Afrin, in the northwest of the country, has seen the most activity in recent hours, with militia arriving from other parts of the country to take part in the infighting

Fighting between Jihadist militias and Turkish Military Police in Syria

AFP/ BAKR ALKASEM - Syrian fighters supported by Turkey in the area of the road between Tal Abyad and Kobane

The war in Syria continues on its course. The latest reports from the Syrian Observatory for Human Rights (SOHR) indicate that the city of Afrin, located in the northwest of the country, very close to the border with Turkey, has been the epicenter of fighting over the last few hours.

The clashes, however, have not taken place between what, in theory, are the two sides that are facing each other. So, armed groups of fighters under the command of Turkey, which are supposed to represent a common front against Bachar al-Asad's Syrian Arab Army, have started fighting each other.

SOHR reports violent exchanges between the Ahrar al-Sham and Al-Jabha al-Shamiya organisations. The Turkish Military Police, also deployed in this town, has been caught in the crossfire. So far, its troops have defended the interests of Al-Jabha al-Shamiya, the group that, in principle, is permanently based in Afrin.

Although no deaths have yet been reported on either side as a result of these clashes, SOHR has reported that there have been numerous injuries. In addition, Ahrar al-Sham militia have laid siege to several Turkish Military Police barracks around Afrin and have tried to isolate the enclave by setting up barricades on the city' s main communication routes.

It does not appear that, in the coming hours, the situation will go down the path of detente. SOHR sources indicate that an increasing number of fighters from Ahrar al-Sham are arriving in the town to reinforce those already there.

Soldados turcos en una patrulla conjunta turca en la autopista M4 en las afueras de Ariha, en la provincia de Idlib, al noroeste de Siria, el 7 de mayo de 2020
What is Ahrar al-Sham?

What reasons might be driving this grouping to battle its theoretical allies in this way? It is possible that what their leaders are looking for is precisely to mark the distances with the Turkish Army.
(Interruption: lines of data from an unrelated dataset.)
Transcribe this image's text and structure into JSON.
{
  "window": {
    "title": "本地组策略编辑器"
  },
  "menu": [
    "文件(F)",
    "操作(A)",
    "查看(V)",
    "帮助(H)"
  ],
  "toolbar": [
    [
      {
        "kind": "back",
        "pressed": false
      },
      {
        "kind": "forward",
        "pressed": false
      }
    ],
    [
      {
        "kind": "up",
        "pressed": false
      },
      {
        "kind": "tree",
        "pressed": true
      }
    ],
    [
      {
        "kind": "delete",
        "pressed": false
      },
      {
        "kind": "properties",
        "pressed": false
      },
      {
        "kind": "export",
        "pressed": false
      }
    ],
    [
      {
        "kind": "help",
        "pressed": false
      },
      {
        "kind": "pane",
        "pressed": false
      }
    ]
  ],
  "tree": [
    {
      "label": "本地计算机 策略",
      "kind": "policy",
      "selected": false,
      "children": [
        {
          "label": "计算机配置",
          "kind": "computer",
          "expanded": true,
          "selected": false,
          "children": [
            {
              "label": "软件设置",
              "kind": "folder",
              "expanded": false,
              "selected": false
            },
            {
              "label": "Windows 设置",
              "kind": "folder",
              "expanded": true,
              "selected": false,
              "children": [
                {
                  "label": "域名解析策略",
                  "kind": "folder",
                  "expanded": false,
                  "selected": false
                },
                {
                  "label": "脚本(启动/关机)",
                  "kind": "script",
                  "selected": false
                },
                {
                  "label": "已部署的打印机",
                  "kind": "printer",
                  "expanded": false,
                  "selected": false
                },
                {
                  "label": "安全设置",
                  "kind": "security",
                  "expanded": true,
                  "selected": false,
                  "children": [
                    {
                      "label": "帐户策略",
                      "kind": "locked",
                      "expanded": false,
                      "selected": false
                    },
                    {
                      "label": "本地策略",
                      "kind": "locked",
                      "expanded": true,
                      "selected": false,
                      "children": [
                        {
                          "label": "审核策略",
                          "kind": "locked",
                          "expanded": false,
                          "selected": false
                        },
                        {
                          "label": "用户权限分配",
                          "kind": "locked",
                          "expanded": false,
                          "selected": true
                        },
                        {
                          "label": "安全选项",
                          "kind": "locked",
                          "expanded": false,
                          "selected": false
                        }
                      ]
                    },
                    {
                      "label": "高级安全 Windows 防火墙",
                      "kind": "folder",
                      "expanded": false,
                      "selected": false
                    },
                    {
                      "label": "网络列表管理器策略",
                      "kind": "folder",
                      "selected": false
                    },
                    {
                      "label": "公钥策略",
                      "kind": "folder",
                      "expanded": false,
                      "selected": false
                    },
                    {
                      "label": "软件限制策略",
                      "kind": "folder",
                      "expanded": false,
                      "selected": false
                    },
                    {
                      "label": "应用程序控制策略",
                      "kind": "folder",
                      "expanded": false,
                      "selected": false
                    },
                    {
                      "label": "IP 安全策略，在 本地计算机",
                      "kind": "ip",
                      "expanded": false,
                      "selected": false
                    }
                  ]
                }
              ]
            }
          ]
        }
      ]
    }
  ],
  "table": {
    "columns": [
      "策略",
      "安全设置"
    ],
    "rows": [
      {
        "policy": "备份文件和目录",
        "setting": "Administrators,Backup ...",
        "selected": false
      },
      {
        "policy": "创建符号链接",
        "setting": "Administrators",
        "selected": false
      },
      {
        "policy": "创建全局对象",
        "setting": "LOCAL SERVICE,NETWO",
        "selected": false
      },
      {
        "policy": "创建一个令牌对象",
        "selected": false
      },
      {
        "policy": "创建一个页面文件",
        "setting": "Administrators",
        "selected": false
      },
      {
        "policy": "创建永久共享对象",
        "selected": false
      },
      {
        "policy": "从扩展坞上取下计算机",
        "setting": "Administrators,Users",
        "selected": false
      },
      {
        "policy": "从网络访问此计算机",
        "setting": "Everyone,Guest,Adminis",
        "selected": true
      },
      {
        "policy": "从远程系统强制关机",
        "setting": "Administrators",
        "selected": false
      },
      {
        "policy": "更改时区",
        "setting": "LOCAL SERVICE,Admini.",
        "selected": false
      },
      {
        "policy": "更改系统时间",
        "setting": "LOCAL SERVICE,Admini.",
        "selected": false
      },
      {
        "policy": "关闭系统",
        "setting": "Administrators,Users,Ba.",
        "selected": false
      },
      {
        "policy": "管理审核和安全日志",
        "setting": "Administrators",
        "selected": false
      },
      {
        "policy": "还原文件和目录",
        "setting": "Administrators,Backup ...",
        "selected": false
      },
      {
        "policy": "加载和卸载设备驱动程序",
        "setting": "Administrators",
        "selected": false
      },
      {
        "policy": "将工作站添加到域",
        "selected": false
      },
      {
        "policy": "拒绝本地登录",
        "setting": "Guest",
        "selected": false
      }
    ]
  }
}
Over the last few months and through a complex network of ties with a myriad of players, the military deployed by Ankara has taken control of a large part of the Syrian territories that are not yet under the control of the Damascus regime.

In particular, Ahrar al-Sham is considered one of the most extremist groups in the whole conglomerate that brings together the opposition to Al-Asad. This group, with an openly Salafist ideology, emerged in late 2011, shortly after the citizens' revolts that ended up mutating into the civil war that is still going on today.

Stanford University's Militant Organisations Monitoring Network (MOMN) positions this group as a close ally of Hayat Tahrir al-Sham (the former al-Nusra Front). In contrast, over the course of the war, it has maintained far more overt differences, for example, with Daesh, with whom it has competed in its aspiration to control territory.

Today, among the most extremist elements of the opposition to Al-Asad, the soldiers of the Turkish Armed Forces are beginning to be perceived more as enemies than as allies. Not only because of the Erdogan Government's claim to have the greatest possible influence in its neighbouring country; it should also be remembered that, by virtue of the ceasefire signed by Moscow and Ankara at the beginning of March for the Idlib area, both countries undertook to do what they could to weaken the infrastructure of the various terrorist networks operating in the country.

Although, in the case of Turkey, this is a more nominal than practical commitment, the confidence of many jihadists in Erdogan has been evaporating - as is the case with the most radical sectors of Hayat Tahrir al-Sham - which, in the coming weeks, may lead to the reformulation of the always unstable alliances in Syria.

FotografÍa de archivo, combatientes rebeldes del movimiento Ahrar al-Sham en Jabal al-Arbaeen, el 26 de mayo de 2015
Anti-terrorist operation in Deir Ezzor

The fight against terrorism therefore represents a very important part of the operations of state players in the Syrian theatre. One of the most recent episodes took place in the eastern province of Deir Ezzor, bordering Iraq.

The International Coalition against Daesh, along with the Syrian Defence Forces (SDF) operating in the area, have carried out a raid in a rural area against a Daesh cell. The aim of the operation was to neutralise high-level profiles of the terrorist organisation, which has re-emerged in western Iraq in recent months.

En esta foto de archivo tomada el 24 de marzo de 2019, los combatientes de las Fuerzas Democráticas Sirias (SDF) muestran el signo de la victoria junto a su bandera en Baghouz

Initially, there was speculation that the target of the assault was the leader of the organisation Abu Ibrahim al-Hashimi al-Quraishi, appointed after the fall of Abu Bakr al-Baghdadi. However, this hypothesis was soon officially disproved by Operation Inherent Response spokesman Myles B. Caggins. According to the information provided, the search resulted in the arrest of an Iraqi terrorist combatant who held an intermediate position in the terrorist group.